Apollonian Gasket | 1.3057 | 1.408 | 1.5 | 0.001 | 2000 |

Sierpinski | 1.5849 | 1.587 | 0.3 | 0.005 | 1000 |

Dragon | 2.0000 | 1.747 | 7.2 | 0.006 | 3670 |

Hexaflake | 1.7719 | 1.640 | 1.6 | 0.011 | 1050 |

Twin Dragon Hybrid | 1.5236 | 1.466 | 8.6 | 0.006 | 117005 |

Twin Dragon Exact | 1.5236 | 1.465 | 11.5 | 0.006 | 117005 |

Dragon Hybrid | 1.5236 | 1.474 | 11.1 | 0.005 | 115665 |

Dragon Exact | 1.5236 | 1.462 | 12.8 | 0.004 | 115665 |

Koch Hybrid | 1.2619 | 1.276 | 31.2 | 0.004 | 786433 |

Koch Exact | 1.2619 | 1.260 | 154.9 | 0.003 | 786433 |

Gosper Hybrid | 1.1292 | 1.133 | 3.8 | 0.001 | 23280 |

Gosper Exact | 1.1292 | 1.128 | 4.7 | 0.001 | 23280 |

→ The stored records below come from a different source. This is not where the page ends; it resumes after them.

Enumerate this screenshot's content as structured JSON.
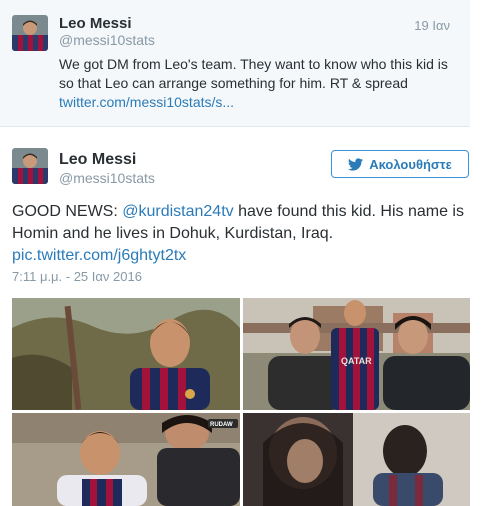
{
  "quoted_tweet": {
    "name": "Leo Messi",
    "handle": "@messi10stats",
    "date": "19 Ιαν",
    "text": "We got DM from Leo's team. They want to know who this kid is so that Leo can arrange something for him. RT & spread",
    "link": "twitter.com/messi10stats/s..."
  },
  "main_tweet": {
    "name": "Leo Messi",
    "handle": "@messi10stats",
    "follow_label": "Ακολουθήστε",
    "text_prefix": "GOOD NEWS: ",
    "mention": "@kurdistan24tv",
    "text_suffix": " have found this kid. His name is Homin and he lives in Dohuk, Kurdistan, Iraq.",
    "pic_link": "pic.twitter.com/j6ghtyt2tx",
    "timestamp": "7:11 μ.μ. - 25 Ιαν 2016",
    "jersey_text": "QATAR",
    "photo_badge": "RUDAW"
  },
  "icons": [
    "twitter-bird-icon"
  ],
  "colors": {
    "link": "#2b7bb9",
    "muted": "#8899a6",
    "text": "#292f33",
    "quoted_bg": "#f5f8fa",
    "follow_border": "#3b94d9"
  }
}
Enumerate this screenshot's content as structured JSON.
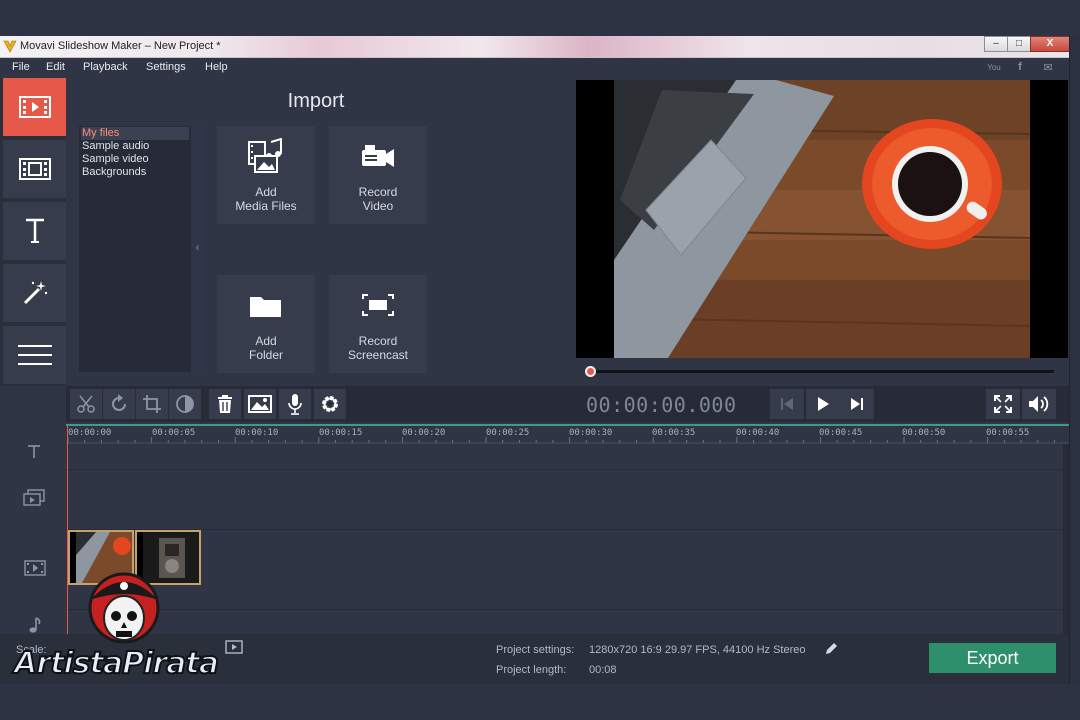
{
  "window": {
    "title": "Movavi Slideshow Maker – New Project *",
    "min": "‒",
    "max": "□",
    "close": "X"
  },
  "menu": {
    "items": [
      "File",
      "Edit",
      "Playback",
      "Settings",
      "Help"
    ]
  },
  "social": {
    "youtube": "You",
    "facebook": "f",
    "vk": "✉"
  },
  "import": {
    "title": "Import",
    "categories": [
      "My files",
      "Sample audio",
      "Sample video",
      "Backgrounds"
    ],
    "collapse": "‹",
    "tiles": {
      "add_media": {
        "line1": "Add",
        "line2": "Media Files"
      },
      "record_video": {
        "line1": "Record",
        "line2": "Video"
      },
      "add_folder": {
        "line1": "Add",
        "line2": "Folder"
      },
      "record_screencast": {
        "line1": "Record",
        "line2": "Screencast"
      }
    }
  },
  "player": {
    "timecode": "00:00:00.000"
  },
  "timeline": {
    "ruler": [
      "00:00:00",
      "00:00:05",
      "00:00:10",
      "00:00:15",
      "00:00:20",
      "00:00:25",
      "00:00:30",
      "00:00:35",
      "00:00:40",
      "00:00:45",
      "00:00:50",
      "00:00:55"
    ]
  },
  "footer": {
    "scale_label": "Scale:",
    "settings_label": "Project settings:",
    "settings_value": "1280x720 16:9 29.97 FPS, 44100 Hz Stereo",
    "length_label": "Project length:",
    "length_value": "00:08",
    "export": "Export"
  },
  "watermark": {
    "text": "ArtistaPirata"
  },
  "colors": {
    "accent": "#e5584a",
    "export": "#2e8f6b",
    "panel": "#2f3545",
    "playhead": "#3c9c88"
  }
}
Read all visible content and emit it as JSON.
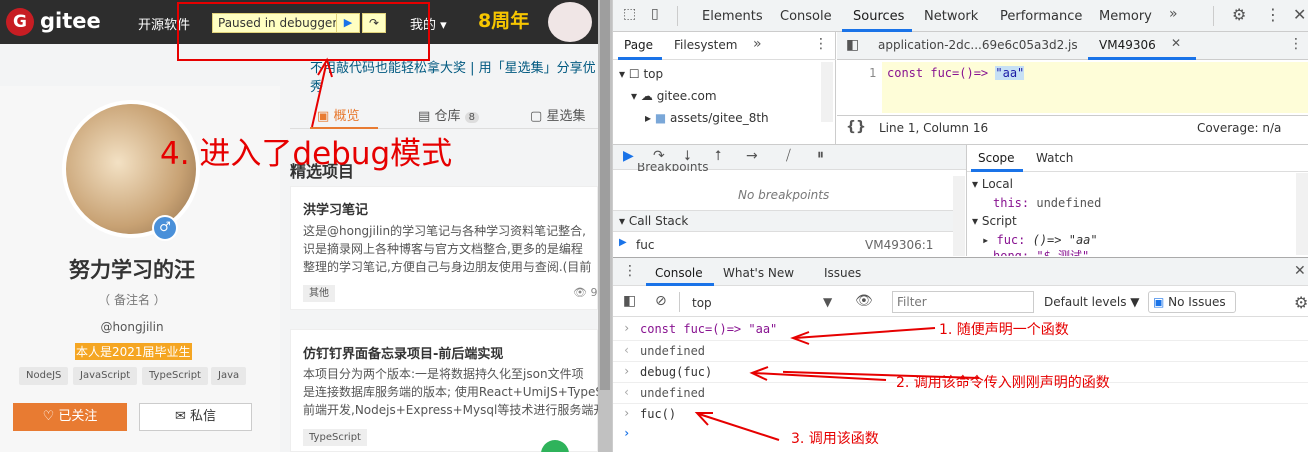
{
  "left_page": {
    "brand": "gitee",
    "logo_letter": "G",
    "nav_open_source": "开源软件",
    "nav_mine": "我的",
    "paused_label": "Paused in debugger",
    "badge_anniversary": "8周年",
    "banner_text": "不用敲代码也能轻松拿大奖 | 用「星选集」分享优秀",
    "tabs": [
      {
        "label": "概览"
      },
      {
        "label": "仓库",
        "count": "8"
      },
      {
        "label": "星选集"
      }
    ],
    "profile": {
      "name": "努力学习的汪",
      "remark": "（ 备注名 ）",
      "handle": "@hongjilin",
      "bio": "本人是2021届毕业生",
      "tags": [
        "NodeJS",
        "JavaScript",
        "TypeScript",
        "Java"
      ],
      "followed_label": "已关注",
      "message_label": "私信"
    },
    "featured_title": "精选项目",
    "projects": [
      {
        "title": "洪学习笔记",
        "desc": [
          "这是@hongjilin的学习笔记与各种学习资料笔记整合,",
          "识是摘录网上各种博客与官方文档整合,更多的是编程",
          "整理的学习笔记,方便自己与身边朋友使用与查阅.(目前"
        ],
        "lang": "其他",
        "views": "9"
      },
      {
        "title": "仿钉钉界面备忘录项目-前后端实现",
        "desc": [
          "本项目分为两个版本:一是将数据持久化至json文件项",
          "是连接数据库服务端的版本; 使用React+UmiJS+TypeS",
          "前端开发,Nodejs+Express+Mysql等技术进行服务端开"
        ],
        "lang": "TypeScript"
      }
    ],
    "annotation_4": "4. 进入了debug模式"
  },
  "devtools": {
    "top_tabs": [
      "Elements",
      "Console",
      "Sources",
      "Network",
      "Performance",
      "Memory"
    ],
    "active_top_tab": "Sources",
    "nav_tabs": [
      "Page",
      "Filesystem"
    ],
    "tree": [
      {
        "label": "top"
      },
      {
        "label": "gitee.com"
      },
      {
        "label": "assets/gitee_8th"
      }
    ],
    "file_tabs": [
      {
        "label": "application-2dc...69e6c05a3d2.js"
      },
      {
        "label": "VM49306"
      }
    ],
    "code_line_no": "1",
    "code": {
      "prefix": "const fuc=()=> ",
      "string": "\"aa\""
    },
    "status_position": "Line 1, Column 16",
    "status_coverage": "Coverage: n/a",
    "breakpoints_header": "Breakpoints",
    "no_breakpoints": "No breakpoints",
    "call_stack_header": "Call Stack",
    "call_stack": [
      {
        "fn": "fuc",
        "loc": "VM49306:1"
      }
    ],
    "scope_tabs": [
      "Scope",
      "Watch"
    ],
    "scope": {
      "local_header": "Local",
      "this_key": "this:",
      "this_val": "undefined",
      "script_header": "Script",
      "fuc_key": "fuc:",
      "fuc_val": "()=> \"aa\"",
      "hong_row": "hong: \"$ 测试\""
    },
    "drawer_tabs": [
      "Console",
      "What's New",
      "Issues"
    ],
    "console_toolbar": {
      "context": "top",
      "filter_placeholder": "Filter",
      "levels": "Default levels",
      "issues": "No Issues"
    },
    "console_lines": [
      {
        "type": "input",
        "text": "const fuc=()=> \"aa\""
      },
      {
        "type": "output",
        "text": "undefined"
      },
      {
        "type": "input",
        "text": "debug(fuc)"
      },
      {
        "type": "output",
        "text": "undefined"
      },
      {
        "type": "input",
        "text": "fuc()"
      }
    ],
    "annotations": [
      "1. 随便声明一个函数",
      "2. 调用该命令传入刚刚声明的函数",
      "3. 调用该函数"
    ]
  },
  "colors": {
    "annotation_red": "#e60000",
    "devtools_blue": "#1a73e8",
    "gitee_red": "#c71d23"
  }
}
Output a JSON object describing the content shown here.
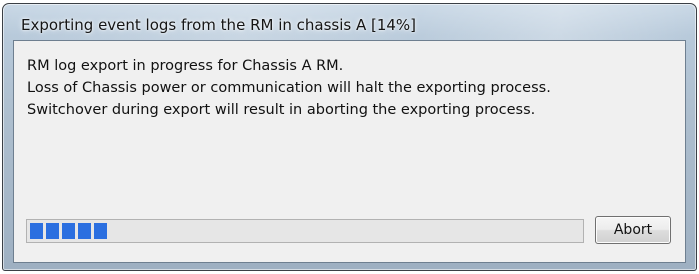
{
  "dialog": {
    "title": "Exporting event logs from the RM in chassis A [14%]",
    "message_lines": [
      "RM log export in progress for Chassis A RM.",
      "Loss of Chassis power or communication will halt the exporting process.",
      "Switchover during export will result in aborting the exporting process."
    ],
    "progress": {
      "fraction": 0.14,
      "color": "#2b6fe0"
    },
    "abort_label": "Abort"
  }
}
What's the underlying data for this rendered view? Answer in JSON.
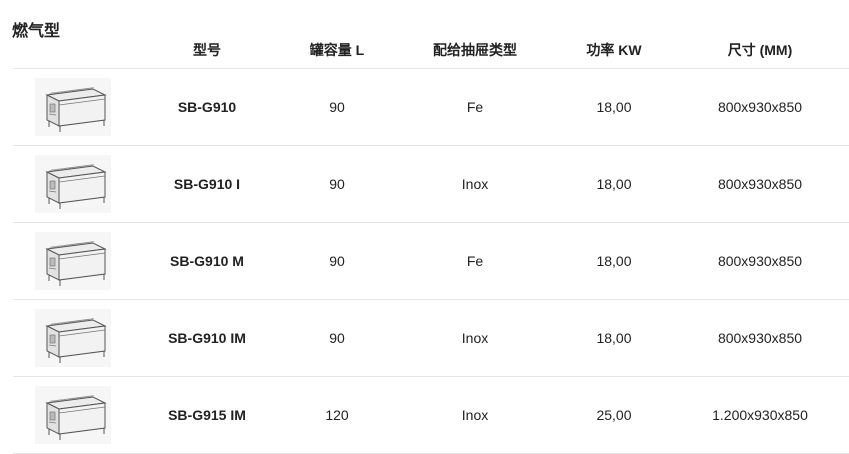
{
  "section_title": "燃气型",
  "headers": {
    "image": "",
    "model": "型号",
    "capacity": "罐容量 L",
    "drawer": "配给抽屉类型",
    "power": "功率 KW",
    "size": "尺寸 (MM)"
  },
  "rows": [
    {
      "model": "SB-G910",
      "capacity": "90",
      "drawer": "Fe",
      "power": "18,00",
      "size": "800x930x850",
      "image_icon": "griddle-appliance-image"
    },
    {
      "model": "SB-G910 I",
      "capacity": "90",
      "drawer": "Inox",
      "power": "18,00",
      "size": "800x930x850",
      "image_icon": "griddle-appliance-image"
    },
    {
      "model": "SB-G910 M",
      "capacity": "90",
      "drawer": "Fe",
      "power": "18,00",
      "size": "800x930x850",
      "image_icon": "griddle-appliance-image"
    },
    {
      "model": "SB-G910 IM",
      "capacity": "90",
      "drawer": "Inox",
      "power": "18,00",
      "size": "800x930x850",
      "image_icon": "griddle-appliance-image"
    },
    {
      "model": "SB-G915 IM",
      "capacity": "120",
      "drawer": "Inox",
      "power": "25,00",
      "size": "1.200x930x850",
      "image_icon": "griddle-appliance-image"
    }
  ]
}
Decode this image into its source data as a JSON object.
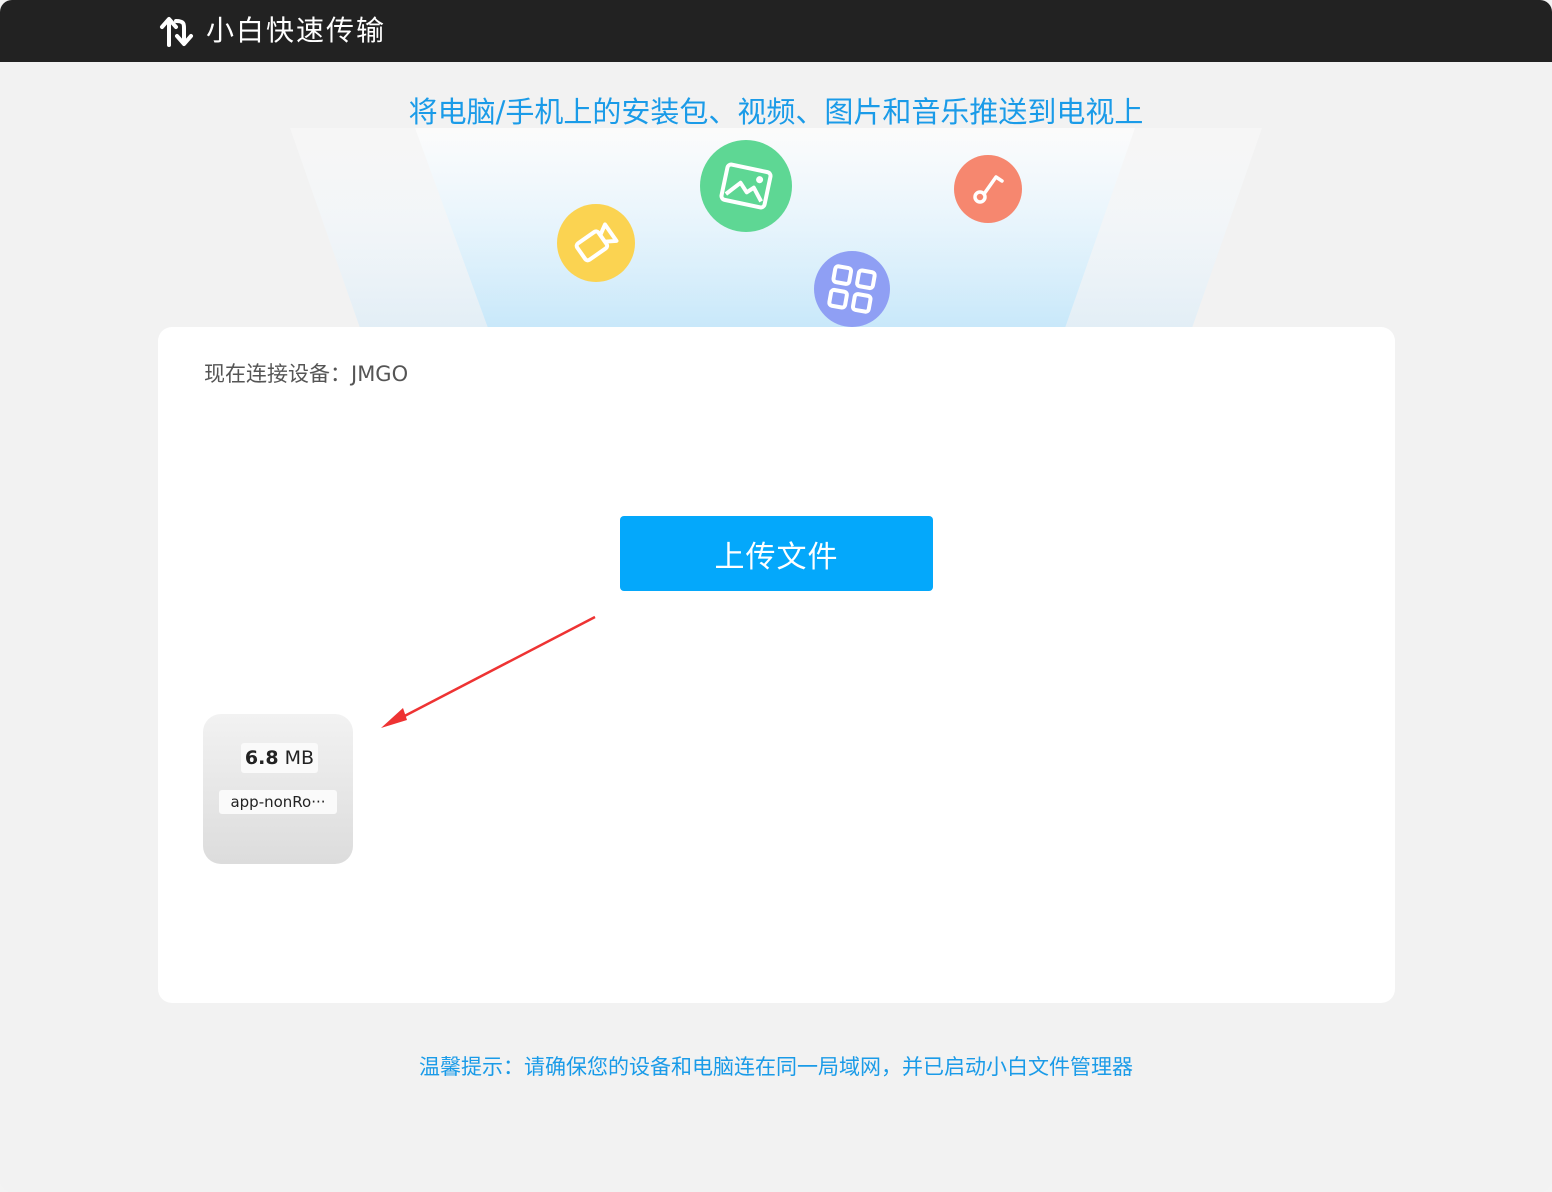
{
  "app": {
    "title": "小白快速传输",
    "logo_icon": "sync-arrows-icon"
  },
  "hero": {
    "tagline": "将电脑/手机上的安装包、视频、图片和音乐推送到电视上",
    "bubbles": [
      {
        "name": "video-icon",
        "color": "#fbd351"
      },
      {
        "name": "image-icon",
        "color": "#5ed794"
      },
      {
        "name": "app-grid-icon",
        "color": "#8f9ff4"
      },
      {
        "name": "music-icon",
        "color": "#f6876f"
      }
    ]
  },
  "panel": {
    "device_label": "现在连接设备：",
    "device_name": "JMGO",
    "upload_label": "上传文件",
    "file": {
      "size_value": "6.8",
      "size_unit": "MB",
      "name": "app-nonRo···"
    }
  },
  "hint": "温馨提示：请确保您的设备和电脑连在同一局域网，并已启动小白文件管理器",
  "colors": {
    "accent": "#04a8fb",
    "text_blue": "#1a9be8",
    "titlebar": "#222222",
    "arrow": "#ee3333"
  }
}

In general, the EXACT and the HYBRID methods appeared to be more precise than the box counting method but on the other hand they have a less wide range of applicability. However, this is also the reason of the fortune of the box counting methods compared to the others. Also, HYBRID technique is computationally less expensive than EXACT especially when the number of border points is quite large. The use of a variable step length which can be shorter or longer than the fixed step size leads to a larger variability and so to a Richardoson’s plot having a less accurate fitting. That has effects on the uncertainties of the parameter to estimate. Because of that, a more careful choice of the step size range is needed in the case of HYBRID method.

Importantly, it is quite clear that the choice of the starting point may also affect the perimeter value as the following currents points will depend upon this. A test on 80 random starting points for the Gosper Island fractal revealed that the fd computation performed with the HYBRID method appeared to be more stable than the one with EXACT.

As for walking method, in box counting the process of scaling from the maximum box size is limited by the pixel size so in principle a gross resolution might be the reason of a bad estimate of fd. It is noteworthy that the tests performed do not show any correlation between resolution and fd accuracy; that may be also caused by the fact that some fractals such as dragon does not reproduce the real fractal at small scales.

An application of the DBC method on a x-ray image is also shown in Figure 13 where breast cancer mammography image has been processed. The method uses a sliding technique as implemented in

The second DBC method shows higher contrast in the area of the cancer and consequently lower fd values. Due to the enormous amount of linear fitting performed for an image size of 3450

## 6. Conclusions

In this chapter some of the most widely used and robust methods for fractal dimension estimation as well as their performances have been described. For few of them a detailed description of the algorithm has been also reported to make much easier for a beginner to start and implement his own Matlab code. Computational time is not excessively long to necessitate compiled functions such as C-mex files but that can be an advantage when using very high resolution images. The use of the described algorithms is obviously not restricted to the sole field of the image processing but it can be applied with some changes to any data analysis.